Dr. Anthony Fauci, head of the National Institute of Allergy and Infectious Diseases (NIAID), defended his agency’s decision of awarding millions of dollars to an organization that has funded risky virus research in Wuhan, China.
The New York-based nonprofit, EcoHealth Alliance, received roughly $3 million in grants from the NIAID in late September, the largest annual amount that the agency has awarded the group, despite scrutiny over EcoHealth’s partnership with the Wuhan Institute of Virology, the facility that many believe may have started the COVID-19 pandemic.
“If something is peer-reviewed, gets a high recommendation for funding, you can’t arbitrarily decide, ‘I just don’t want to fund it’ because people don’t like them,” Fauci said in an Oct. 4 virtual webinar hosted by the University of Southern California’s Center for Health Journalism.
“If they ever brought that to court, they could sue us and win that in a microsecond.
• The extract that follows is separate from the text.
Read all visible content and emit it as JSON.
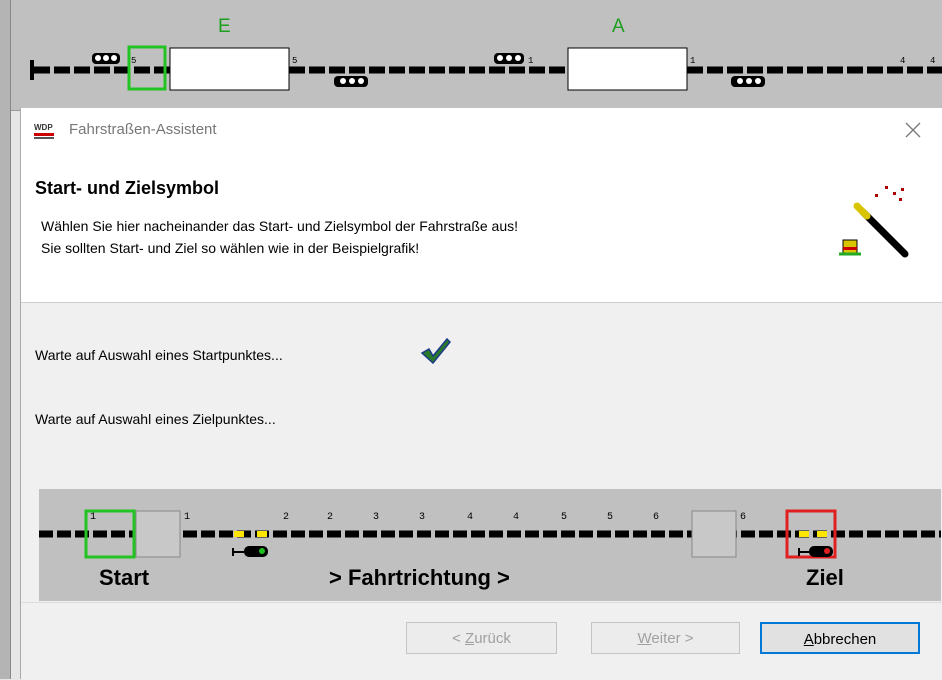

So you’ve got to be careful,” Fauci said earlier in the webinar.
The new grants come just weeks after the National Institutes of Health (NIH), to which NIAID belongs, terminated an Ecohealth sub-award to the Wuhan lab. The NIH told the House Oversight Committee that the Chinese facility had twice declined the agency’s requests to hand over laboratory records so that it could review the research.
Fending Off Criticism
The Wuhan facility, during the 2018 to 2019 grant period, conducted experiments that made bat coronaviruses more lethal, which some experts say met the definition of gain-of-function research—experiments that make a virus more deadly or infectious.
Asked why he was confident that “EcoHealth is a good funding partner” despite criticism about its lack of transparency over virus research, Fauci insisted that the two were separate matters.
“It’s kind of like saying that there is a grant from an institution in the United States, that something really bad about that grant, and therefore, you shouldn’t give any funding to any other element of that institution,” he said. “You’ve got to be fair, and you’ve got to go by process, not arbitrarily deciding whether you want to fund something or not.”
However, the new grants have drawn heavy backlash from Republican lawmakers who indicated that a COVID-19 origin probe would be a key priority if they win control of the House or Senate after the Nov. 8 midterm election.
In light of the new NIH grant, Sen. Joni Ernst (R-Iowa) introduced legislation on Sept. 29 that seeks to stop federal funding to EcoHealth.
“Giving taxpayer money to EcoHealth to study pandemic prevention is like paying a suspected arsonist to conduct fire safety inspections,” she previously told The Epoch Times.
Rep. Cathy McMorris Rodgers (R-Wash.), the ranking Republican member of the House Committee on Energy and Commerce, called it “madness.”
“EcoHealth Alliance and Peter Daszak should not be getting a dime of taxpayer funds until they are completely transparent. Period,” she said in a statement.
Fauci, who’s retiring in December, said he would have “no problem” giving more testimony to a Republican-controlled Congress.
“I am a big believer in oversight,” he said.
Lab Leak Theory
Emails show that Fauci had sought to play down the lab leak theory in the early period of the pandemic. In April 2020, he told then-NIH director Francis Collins that the hypothesis is “a shiny object” that would go away in time.
At the event, Fauci stood by his comments in the email, saying that he didn’t think he misjudged the public’s ongoing interest in the lab leak theory.
“There’s always the concern, and I have kept a completely open mind about the possibility that there may have been a lab leak,” but the “lab leak is a theory with no evidence whatsoever,” he said.
Fauci cited an article, “The proximal origin of SARS-CoV-2,” published in March 2020 that argued in favor of a natural origin of COVID-19.
“I was part of the group that called together a bunch of experienced evolutionary virologists to seriously look at that,” he said. “They went over the epidemiological, the virological data, and they published in the peer review high ranked journals their conclusion that it is most likely a natural occurrence.”
Prior to the release of the paper, email communications between Fauci and Kristian Andersen, lead author of the paper, showed that Andersen had observed some unusual features making up the virus that causes COVID-19.
“One has to look really closely at all the sequences to see that some of the features (potentially) look engineered,” he told Fauci in an email on Jan. 31, 2020, a day before he and Fauci joined a conference call about the paper.
The March 2020 Nature article shows a number of edits compared to a February version that appeared online, with changes in language that strengthened the natural origins narrative.